FCLC Students Join Protestors in NYC SlutWalk

Streets+were+crowded+with+scantily+clad+protestors%2C+similar+to+the+woman+above%2C+at+the+New+York+City+SlutWalk+in+Union+Square.+%28Katherine+Fotinos%2FThe+Observer%29
Back to Article
Back to Article

FCLC Students Join Protestors in NYC SlutWalk

Streets were crowded with scantily clad protestors, similar to the woman above, at the New York City SlutWalk in Union Square. (Katherine Fotinos/The Observer)

Streets were crowded with scantily clad protestors, similar to the woman above, at the New York City SlutWalk in Union Square. (Katherine Fotinos/The Observer)

Streets were crowded with scantily clad protestors, similar to the woman above, at the New York City SlutWalk in Union Square. (Katherine Fotinos/The Observer)

Streets were crowded with scantily clad protestors, similar to the woman above, at the New York City SlutWalk in Union Square. (Katherine Fotinos/The Observer)

Hang on for a minute...we're trying to find some more stories you might like.


Email This Story






Streets were crowded with scantily clad protestors, similar to the woman above, at the New York City SlutWalk in Union Square. (Katherine Fotinos/The Observer)

By MONIQUE JOHN & REX SAKAMOTO
Managing Editor & Contributing Writer
Published: Oct. 5, 2011

Fordham College at Lincoln Center (FCLC) students joined thousands of protestors at SlutWalk NYC on Oct. 1. Protestors marched from Union Square to Third Street between Second Avenue and Lafayette Street.

Chants like “My slutty dress does not mean yes” and “our bodies, our streets” were yelled as over a thousand people protested against rape culture and victim-blaming.

Demonstrators walked the streets yielding signs with comments like “Consent is Sexy.” While most participants were fully clothed, many sported lingerie. A minority of men and women marched topless in the cold.

Jenny Kessler, FCLC ’15, a student from Boston, Massachusetts said that Slutwalk was big there, but had a stigma. She said, “When I found it was supported at Fordham, I was really enthusiastic about participating.”

Protestors handed out pamphlets that explained the purpose of the SlutWalk route. The literature said that the route was a direct response to the acquittal of NYC police officers Franklin Mata and Kenneth Moreno in May. Meta and Moreno were allegedly accused as rapists of a woman in December 2008.

According to CNN, the first SlutWalk march took place in Toronto, Canada in April after police officer Michael Sanguinetti stated, “Women should avoid dressing like sluts in order not to be victimized,” at a university safety session. Slutwalk is now a global initiative fighting misogyny and promoting sexual positivity.

FCLC SlutWalk participants shared why they thought the walk was important.

“I know friends who have been raped,” Nadia Pinder said, FCLC ’15. “I can’t believe they thought it was their fault just because of the way they were dressed.
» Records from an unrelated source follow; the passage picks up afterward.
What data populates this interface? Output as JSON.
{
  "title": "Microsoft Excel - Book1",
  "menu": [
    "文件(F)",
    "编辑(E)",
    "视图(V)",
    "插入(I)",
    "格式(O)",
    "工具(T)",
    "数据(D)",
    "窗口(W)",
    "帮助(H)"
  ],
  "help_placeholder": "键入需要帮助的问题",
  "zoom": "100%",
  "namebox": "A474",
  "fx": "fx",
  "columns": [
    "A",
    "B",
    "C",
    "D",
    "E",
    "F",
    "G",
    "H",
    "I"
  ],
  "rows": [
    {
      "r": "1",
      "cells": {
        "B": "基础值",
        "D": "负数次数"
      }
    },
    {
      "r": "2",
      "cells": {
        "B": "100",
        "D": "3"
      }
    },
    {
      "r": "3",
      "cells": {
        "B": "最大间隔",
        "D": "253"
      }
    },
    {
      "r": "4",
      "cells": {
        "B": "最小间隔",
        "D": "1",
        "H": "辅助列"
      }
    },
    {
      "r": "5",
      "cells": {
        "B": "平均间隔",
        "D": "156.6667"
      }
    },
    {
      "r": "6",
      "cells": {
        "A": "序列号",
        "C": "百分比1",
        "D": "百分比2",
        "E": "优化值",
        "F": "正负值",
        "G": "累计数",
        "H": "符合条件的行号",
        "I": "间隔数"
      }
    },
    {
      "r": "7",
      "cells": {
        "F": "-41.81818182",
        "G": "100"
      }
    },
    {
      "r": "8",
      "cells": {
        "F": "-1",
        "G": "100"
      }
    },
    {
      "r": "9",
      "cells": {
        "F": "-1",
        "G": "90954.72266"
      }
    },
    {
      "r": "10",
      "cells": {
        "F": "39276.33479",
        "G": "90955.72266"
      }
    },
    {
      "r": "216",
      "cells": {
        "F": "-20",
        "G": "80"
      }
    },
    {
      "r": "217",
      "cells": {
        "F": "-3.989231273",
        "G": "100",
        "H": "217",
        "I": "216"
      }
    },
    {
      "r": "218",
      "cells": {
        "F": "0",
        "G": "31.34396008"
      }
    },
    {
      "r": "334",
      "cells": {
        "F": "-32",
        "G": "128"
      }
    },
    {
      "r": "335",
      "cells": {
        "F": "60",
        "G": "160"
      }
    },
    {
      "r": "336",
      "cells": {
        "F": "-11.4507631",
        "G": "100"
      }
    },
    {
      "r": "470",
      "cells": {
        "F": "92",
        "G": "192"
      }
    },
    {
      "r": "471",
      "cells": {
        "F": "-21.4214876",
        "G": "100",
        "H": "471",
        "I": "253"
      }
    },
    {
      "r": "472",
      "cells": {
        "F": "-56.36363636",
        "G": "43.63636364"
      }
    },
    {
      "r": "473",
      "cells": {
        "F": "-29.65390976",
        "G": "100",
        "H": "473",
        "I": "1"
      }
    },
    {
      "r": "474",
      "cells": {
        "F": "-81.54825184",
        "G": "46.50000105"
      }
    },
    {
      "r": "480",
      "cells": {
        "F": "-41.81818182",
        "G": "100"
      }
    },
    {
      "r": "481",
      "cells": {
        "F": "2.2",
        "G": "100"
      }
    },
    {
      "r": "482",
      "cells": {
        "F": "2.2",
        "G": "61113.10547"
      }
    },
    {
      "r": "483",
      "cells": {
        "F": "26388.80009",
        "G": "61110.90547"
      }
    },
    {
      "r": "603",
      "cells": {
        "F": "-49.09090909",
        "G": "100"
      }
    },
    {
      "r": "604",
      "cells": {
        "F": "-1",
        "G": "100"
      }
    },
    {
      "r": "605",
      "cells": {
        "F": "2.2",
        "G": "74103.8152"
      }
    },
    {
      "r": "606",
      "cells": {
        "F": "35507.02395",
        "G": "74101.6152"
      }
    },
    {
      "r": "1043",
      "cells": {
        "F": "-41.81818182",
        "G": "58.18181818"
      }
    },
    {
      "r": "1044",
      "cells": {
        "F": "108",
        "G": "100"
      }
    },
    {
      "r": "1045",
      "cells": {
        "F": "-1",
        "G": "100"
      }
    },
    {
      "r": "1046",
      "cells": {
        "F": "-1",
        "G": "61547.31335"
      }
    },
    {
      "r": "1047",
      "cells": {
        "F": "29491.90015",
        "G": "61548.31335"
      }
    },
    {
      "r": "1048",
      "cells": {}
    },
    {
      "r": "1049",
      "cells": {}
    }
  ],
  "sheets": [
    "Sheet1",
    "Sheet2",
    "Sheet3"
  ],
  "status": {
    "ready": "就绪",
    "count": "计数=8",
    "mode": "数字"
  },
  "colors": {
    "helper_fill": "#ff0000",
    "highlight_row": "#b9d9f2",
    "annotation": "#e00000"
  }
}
We have to give [assailants] some accountability,” she said.

A rally was held after the march and included speeches and performances from poets Eboni Hogan, Eileen Myles and Amber Stewart, activist Jocelyn Gill-Campell and the band Witches in Bikinis.

Hogan said that it is both “inspiring and heartbreaking” to see so many people together a cause that she is passionate about.

However, she said, “it’s heart breaking because by seeing so many people together here, you see that rape is not a small issue. This many people here telling their stories and holding signs shows it’s a disease. Everyone is affected by it.”

In preparation for the walk, Fordham’s feminist student club, Isis, met in the Student Lounge on Sept. 29 to discuss the meaning of the words “slut,” “feminism” and the goals that they hoped to achieve by participating in Slutwalk.

In the meeting, attendees did not reach a consensus on what the word “slut” fully meant, but Loreal Lingad, FCLC ’14, said that a woman who fits the stereotype does not “give anyone the right to violate that person’s body.”

“It should not be about what people are wearing. The point is I could be wearing a bath robe and ducky slippers and people should still listen to what I have to say,” Jacqueline Mosteller, FCLC ’14, said.

On feminism, Lori Knight, adjunct professor of FCLC’s communication and media studies, said, “Feminism means equality, standing up, having a voice, taking initiatives, its being taken seriously and being respected.”

“It’s not about female supremacy,” added Rebecca Nicoletti, FCLC ’13.

The day of the protest, Isis created signs and chants for the march. By walking in Slutwalk, president of Isis, Rebecca Gehman, FCLC ’12 said, “I hope that people will realize that sexual violence is 100 percent unacceptable, and is not just women who should be stopping it, but everyone.”